The U.S. Food and Drug Administration (FDA) has regulatory responsibility for all medical devices sold in the United States, a category that includes an estimated 80,000 different items. The “medical device” classification covers a broad range of products, ranging from low-risk bandages and tongue depressors to life-sustaining heart valves and pacemakers, and everything in between.
How then, does the FDA establish regulatory “rules of the road” for such a broad array of products? For starters, all manufacturers must establish “quality systems” to ensure their products consistently meet applicable requirements and specifications. Medical device quality systems are known as “current good manufacturing processes” (CGMP), with specific requirements found in “Title 21” of the Code of Federal Regulations (CFR). A more precise location is Title 21 CFR Parts 800-1299. Not surprisingly, the requirements cover various aspects of design, clinical evaluation, manufacturing, packaging, and labeling of medical devices.
But the regulations also address logistics-related aspects of the medical device supply chain. Subpart L of the regulation is titled, “Handling, Storage, Distribution, and Installation,” and among other things, directs a manufacturer to establish control and distribution procedures, and a process for ensuring expired or “deteriorated” devices are not distributed.
The regulations do not dictate specifically what a quality system should look like, or how it should be implemented. “Because [these regulations] must apply to so many different types of devices,” the FDA guidance states, “it does not prescribe in detail how a manufacturer must produce a specific device.”

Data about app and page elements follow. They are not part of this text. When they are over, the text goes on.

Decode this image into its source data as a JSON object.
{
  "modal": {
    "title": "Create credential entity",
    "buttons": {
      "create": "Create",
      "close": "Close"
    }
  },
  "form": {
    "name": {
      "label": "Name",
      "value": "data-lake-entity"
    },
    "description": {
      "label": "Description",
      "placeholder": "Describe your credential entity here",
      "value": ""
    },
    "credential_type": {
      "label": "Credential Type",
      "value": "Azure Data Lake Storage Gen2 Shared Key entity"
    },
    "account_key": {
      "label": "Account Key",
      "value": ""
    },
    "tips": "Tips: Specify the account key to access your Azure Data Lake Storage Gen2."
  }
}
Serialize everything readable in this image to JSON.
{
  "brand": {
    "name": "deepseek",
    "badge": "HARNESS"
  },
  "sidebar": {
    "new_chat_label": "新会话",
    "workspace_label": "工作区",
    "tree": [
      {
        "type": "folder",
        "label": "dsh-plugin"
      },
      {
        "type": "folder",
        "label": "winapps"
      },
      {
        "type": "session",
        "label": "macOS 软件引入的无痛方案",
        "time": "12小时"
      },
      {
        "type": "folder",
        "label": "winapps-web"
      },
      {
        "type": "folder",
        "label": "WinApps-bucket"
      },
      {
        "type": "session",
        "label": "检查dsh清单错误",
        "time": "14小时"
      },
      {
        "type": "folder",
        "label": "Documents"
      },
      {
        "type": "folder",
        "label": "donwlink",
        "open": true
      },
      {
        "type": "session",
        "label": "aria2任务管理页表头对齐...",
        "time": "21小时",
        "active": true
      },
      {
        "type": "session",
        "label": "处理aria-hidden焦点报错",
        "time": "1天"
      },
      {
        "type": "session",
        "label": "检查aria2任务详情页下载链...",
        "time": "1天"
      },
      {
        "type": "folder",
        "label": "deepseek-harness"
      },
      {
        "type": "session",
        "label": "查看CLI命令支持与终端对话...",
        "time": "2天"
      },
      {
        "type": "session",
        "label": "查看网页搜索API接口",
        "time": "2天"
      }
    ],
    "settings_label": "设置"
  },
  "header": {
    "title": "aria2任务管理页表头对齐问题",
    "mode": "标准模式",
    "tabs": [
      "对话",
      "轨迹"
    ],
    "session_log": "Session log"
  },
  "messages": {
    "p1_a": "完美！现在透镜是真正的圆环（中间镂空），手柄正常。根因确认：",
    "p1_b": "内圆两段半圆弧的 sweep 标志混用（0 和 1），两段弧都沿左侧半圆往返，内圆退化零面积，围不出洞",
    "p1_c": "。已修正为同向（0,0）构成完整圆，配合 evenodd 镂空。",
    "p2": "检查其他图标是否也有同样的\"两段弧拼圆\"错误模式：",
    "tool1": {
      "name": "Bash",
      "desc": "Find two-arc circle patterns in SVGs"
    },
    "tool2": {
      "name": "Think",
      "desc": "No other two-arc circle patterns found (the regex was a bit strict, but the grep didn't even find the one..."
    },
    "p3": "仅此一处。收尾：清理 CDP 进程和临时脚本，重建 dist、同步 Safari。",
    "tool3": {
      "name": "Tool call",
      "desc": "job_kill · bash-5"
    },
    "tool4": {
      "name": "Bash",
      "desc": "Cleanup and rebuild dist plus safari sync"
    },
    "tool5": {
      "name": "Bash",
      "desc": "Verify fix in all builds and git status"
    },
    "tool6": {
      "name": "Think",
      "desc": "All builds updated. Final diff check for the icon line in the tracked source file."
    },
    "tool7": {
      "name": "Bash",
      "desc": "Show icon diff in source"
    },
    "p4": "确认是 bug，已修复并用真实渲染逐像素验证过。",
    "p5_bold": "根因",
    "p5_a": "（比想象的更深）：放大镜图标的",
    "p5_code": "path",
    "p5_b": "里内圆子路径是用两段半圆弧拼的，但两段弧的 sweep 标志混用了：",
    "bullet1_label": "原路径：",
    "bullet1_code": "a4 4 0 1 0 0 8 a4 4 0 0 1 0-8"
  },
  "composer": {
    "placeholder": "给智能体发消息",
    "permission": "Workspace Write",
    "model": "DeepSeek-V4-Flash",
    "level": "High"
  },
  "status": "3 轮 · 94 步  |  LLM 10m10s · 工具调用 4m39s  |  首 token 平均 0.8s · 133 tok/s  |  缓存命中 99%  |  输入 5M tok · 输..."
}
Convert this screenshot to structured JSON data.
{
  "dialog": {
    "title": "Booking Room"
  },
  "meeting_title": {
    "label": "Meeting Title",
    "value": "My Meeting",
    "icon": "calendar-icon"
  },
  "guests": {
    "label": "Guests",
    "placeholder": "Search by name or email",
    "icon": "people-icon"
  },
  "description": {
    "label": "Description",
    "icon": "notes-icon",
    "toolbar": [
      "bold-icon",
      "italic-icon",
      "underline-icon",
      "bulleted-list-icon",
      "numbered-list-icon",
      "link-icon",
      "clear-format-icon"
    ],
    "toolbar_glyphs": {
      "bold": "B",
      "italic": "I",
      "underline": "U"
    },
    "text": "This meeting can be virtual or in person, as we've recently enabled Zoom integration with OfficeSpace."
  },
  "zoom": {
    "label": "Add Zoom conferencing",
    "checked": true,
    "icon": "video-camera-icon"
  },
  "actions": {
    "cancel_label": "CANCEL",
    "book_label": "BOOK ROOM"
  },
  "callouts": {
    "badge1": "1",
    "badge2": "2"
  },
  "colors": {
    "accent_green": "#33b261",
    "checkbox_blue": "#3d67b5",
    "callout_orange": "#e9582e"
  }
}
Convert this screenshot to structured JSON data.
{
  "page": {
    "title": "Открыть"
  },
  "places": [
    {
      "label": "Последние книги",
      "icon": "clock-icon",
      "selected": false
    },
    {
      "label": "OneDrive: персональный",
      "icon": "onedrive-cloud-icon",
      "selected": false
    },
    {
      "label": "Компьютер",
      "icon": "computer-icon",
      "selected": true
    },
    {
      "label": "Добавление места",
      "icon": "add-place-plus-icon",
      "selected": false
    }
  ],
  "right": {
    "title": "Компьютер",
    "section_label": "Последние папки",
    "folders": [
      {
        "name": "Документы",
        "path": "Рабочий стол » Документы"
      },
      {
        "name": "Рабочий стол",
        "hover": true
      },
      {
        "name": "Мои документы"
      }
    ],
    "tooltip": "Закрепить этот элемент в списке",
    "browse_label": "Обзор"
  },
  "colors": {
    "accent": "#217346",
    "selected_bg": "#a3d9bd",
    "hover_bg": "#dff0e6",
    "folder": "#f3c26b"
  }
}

Instead, manufacturers are advised to “use good judgment” when developing their quality system. Each manufacturer has the responsibility to establish requirements that will ensure the safety and effectiveness of their devices. Manufacturers are also responsible for establishing methods and procedures to “design, produce, distribute, etc. devices that meet the quality system requirements,” as described by the FDA.
Since device manufacturers often rely on third-party-logistics providers to manage their warehouse and distribution functions, it’s essential for suppliers to understand their role in the compliance process. Great care must also be exercised to ensure a supplier can perform the required responsibilities. For example, a manufacturer of temperature-sensitive devices would want to ensure that a logistics provider’s storage facilities and vehicles had the required temperature-control capabilities. Or that a fulfillment center is able to meet FDA inventory requirements designed to ensure expired products are removed from the distribution process.
Not surprisingly, the FDA takes very seriously its role in medical device regulation. The number of “483 observations,” which are notifications sent to advise manufacturers about a possible violation, increased by almost 15 percent during 2017. The more serious action of “warning letter” issuance declined, which is a positive trend. These FDA corrective actions cover a broad range of possible violations, including problems with logistics-related activities.